Dr. Omary, VUMC: The transition to green technologies allows us to redesign systems with an equity lens. Sustainability and equity can go hand in hand, offering win-win solutions.

What gives you hope for healthcare’s ability to make the needed changes?

Dr. Omary, VUMC: What gives me hope is knowing that younger generations prioritize climate change, making it a top issue facing humanity. This mindset shift will lead to a workforce that’s committed to sustainability. When healthcare professionals see themselves as part of climate solutions, it gives me hope.

Bert Hartog, DiMe: What gives me hope is the blurring of traditional boundaries and the interconnectedness of the world. With knowledge sharing and collective efforts, we can address systemic issues and scale up solutions globally.

Philip Guster, Henry Ford Health: From a Henry Ford perspective, executive support for sustainability initiatives is encouraging. Top-level commitment ensures that sustainability is integrated into our practices from the ground up. It’s a significant shift from when production was the sole focus, and it gives me hope for our future.

Dr. Morris, UC Davis Health: Leadership plays a vital role, and I’m hopeful to see leaders across industries prioritize sustainability. There’s a growing market for green initiatives, which further drives change. It’s reassuring to know that sustainability is becoming a best business practice.

A Hopeful Future for Sustainable Health Systems

Following this conversation, three points stood out to me.

First, everyone has a role to play in making healthcare more sustainable. Clinicians can ensure their areas of health are optimizing resources to ensure their most efficient use (and reuse). Making practice more sustainable can bring an economic benefit. Optimizing costs means funds can be reinvested in other areas of care.

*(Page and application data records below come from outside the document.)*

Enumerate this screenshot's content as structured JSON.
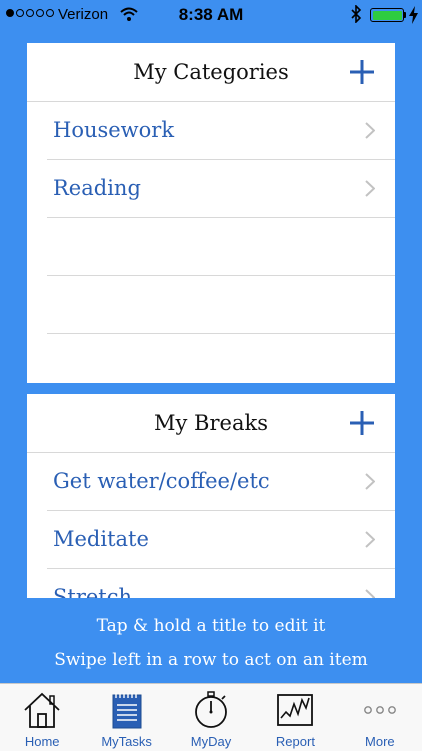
{
  "status": {
    "carrier": "Verizon",
    "time": "8:38 AM",
    "battery_color": "#2ecc40"
  },
  "categories": {
    "title": "My Categories",
    "add_icon": "plus-icon",
    "items": [
      {
        "label": "Housework"
      },
      {
        "label": "Reading"
      },
      {
        "label": ""
      },
      {
        "label": ""
      }
    ]
  },
  "breaks": {
    "title": "My Breaks",
    "add_icon": "plus-icon",
    "items": [
      {
        "label": "Get water/coffee/etc"
      },
      {
        "label": "Meditate"
      },
      {
        "label": "Stretch"
      }
    ]
  },
  "hints": {
    "line1": "Tap & hold a title to edit it",
    "line2": "Swipe left in a row to act on an item"
  },
  "tabs": [
    {
      "label": "Home",
      "icon": "house-icon"
    },
    {
      "label": "MyTasks",
      "icon": "notepad-icon",
      "selected": true
    },
    {
      "label": "MyDay",
      "icon": "stopwatch-icon"
    },
    {
      "label": "Report",
      "icon": "chart-icon"
    },
    {
      "label": "More",
      "icon": "more-icon"
    }
  ],
  "colors": {
    "background": "#3d8ff0",
    "accent": "#2a5fb4"
  }
}
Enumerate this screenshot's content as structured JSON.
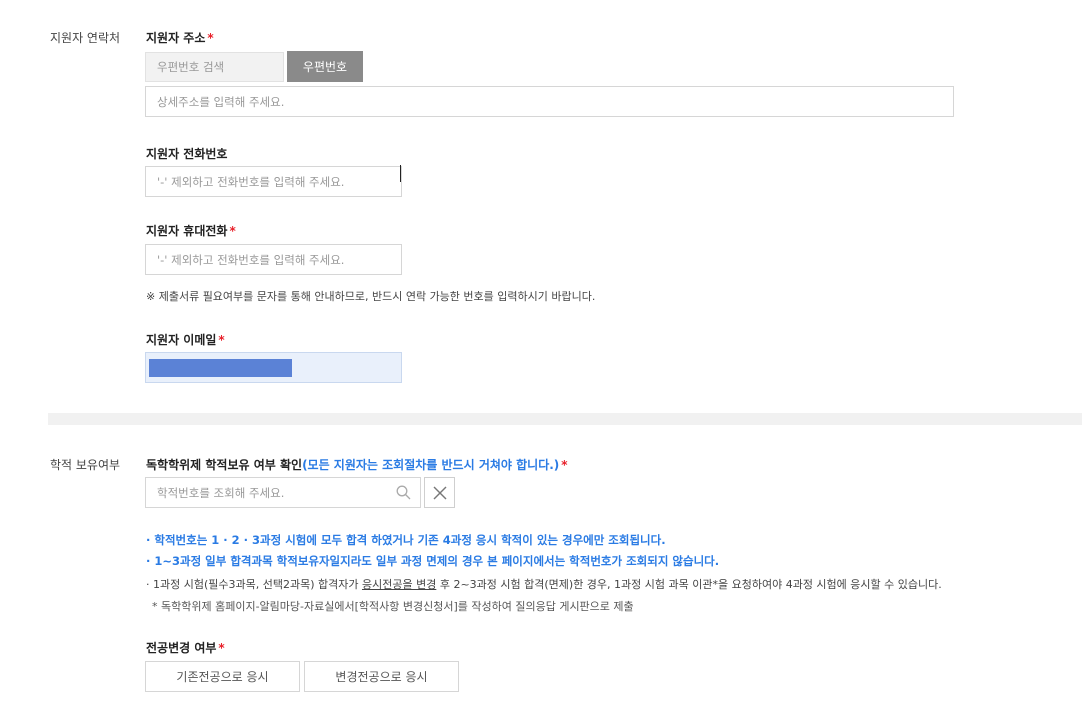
{
  "contact": {
    "side_label": "지원자 연락처",
    "address": {
      "title": "지원자 주소",
      "required_mark": "*",
      "postal_placeholder": "우편번호 검색",
      "postal_button": "우편번호",
      "detail_placeholder": "상세주소를 입력해 주세요."
    },
    "phone": {
      "title": "지원자 전화번호",
      "placeholder": "'-' 제외하고 전화번호를 입력해 주세요."
    },
    "mobile": {
      "title": "지원자 휴대전화",
      "required_mark": "*",
      "placeholder": "'-' 제외하고 전화번호를 입력해 주세요.",
      "notice": "※ 제출서류 필요여부를 문자를 통해 안내하므로, 반드시 연락 가능한 번호를 입력하시기 바랍니다."
    },
    "email": {
      "title": "지원자 이메일",
      "required_mark": "*"
    }
  },
  "academic": {
    "side_label": "학적 보유여부",
    "title_main": "독학학위제 학적보유 여부 확인",
    "title_note": "(모든 지원자는 조회절차를 반드시 거쳐야 합니다.)",
    "required_mark": "*",
    "search_placeholder": "학적번호를 조회해 주세요.",
    "notes": {
      "line1": "· 학적번호는 1 · 2 · 3과정 시험에 모두 합격 하였거나 기존 4과정 응시 학적이 있는 경우에만 조회됩니다.",
      "line2": "· 1~3과정 일부 합격과목 학적보유자일지라도 일부 과정 면제의 경우 본 페이지에서는 학적번호가 조회되지 않습니다.",
      "line3_a": "· 1과정 시험(필수3과목, 선택2과목) 합격자가 ",
      "line3_u": "응시전공을 변경",
      "line3_b": " 후 2~3과정 시험 합격(면제)한 경우, 1과정 시험 과목 이관*을 요청하여야 4과정 시험에 응시할 수 있습니다.",
      "line4": "*   독학학위제 홈페이지-알림마당-자료실에서[학적사항 변경신청서]를 작성하여 질의응답 게시판으로 제출"
    }
  },
  "major_change": {
    "title": "전공변경 여부",
    "required_mark": "*",
    "options": [
      "기존전공으로 응시",
      "변경전공으로 응시"
    ]
  },
  "colors": {
    "accent_blue": "#2a7be4",
    "required_red": "#e8202a",
    "email_fill": "#5b82d6"
  }
}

Second, professionals from other industries — the energy sector, materials industry, or waste management — can also “work in healthcare,” enabling the sustainable transformation of healthcare systems.

Finally, often what is good for patients can also be good for the environment. Remote care and telehealth can make care more accessible, equitable and convenient to patients while having an impact on emissions reduction related to transportation to and from healthcare institutions.

As health leaders continue to drive the integration of sustainability into every aspect of healthcare, from clinical practices to large-scale infrastructure projects, we begin to reveal a hopeful future for the global healthcare industry. Leveraging technology, fostering interdisciplinary collaborations, and prioritizing equity will enable healthcare systems to address climate change and improve health outcomes globally.


Medika Life has provided this material for your information. It is not intended to substitute for the medical expertise and advice of your health care provider(s). We encourage you to discuss any decisions about treatment or care with your health care provider. The mention of any product, service, or therapy is not an endorsement by Medika Life

Nicole Grubner
Nicole Grubner
Innovation is core to Israel – it’s part of the national business fabric. With today’s urgent climate challenges ahead of us, it’s no surprise that Israeli entrepreneurs and researchers turned their attention to solutions that help the planet mitigate climate change risks. Interest in health, evolved into a concern for public health and that led to my evolving into the role as the Israel office’s Environmental Innovation Group lead, tapping into the agency’s Global Purpose and Social Impact Practice. My role is to bring groundbreaking technologies from one of the world’s great innovation hubs to the globe and ensure the voices and value of Israeli environmental innovators are recognized by investors, business partners and policy allies.
More from this author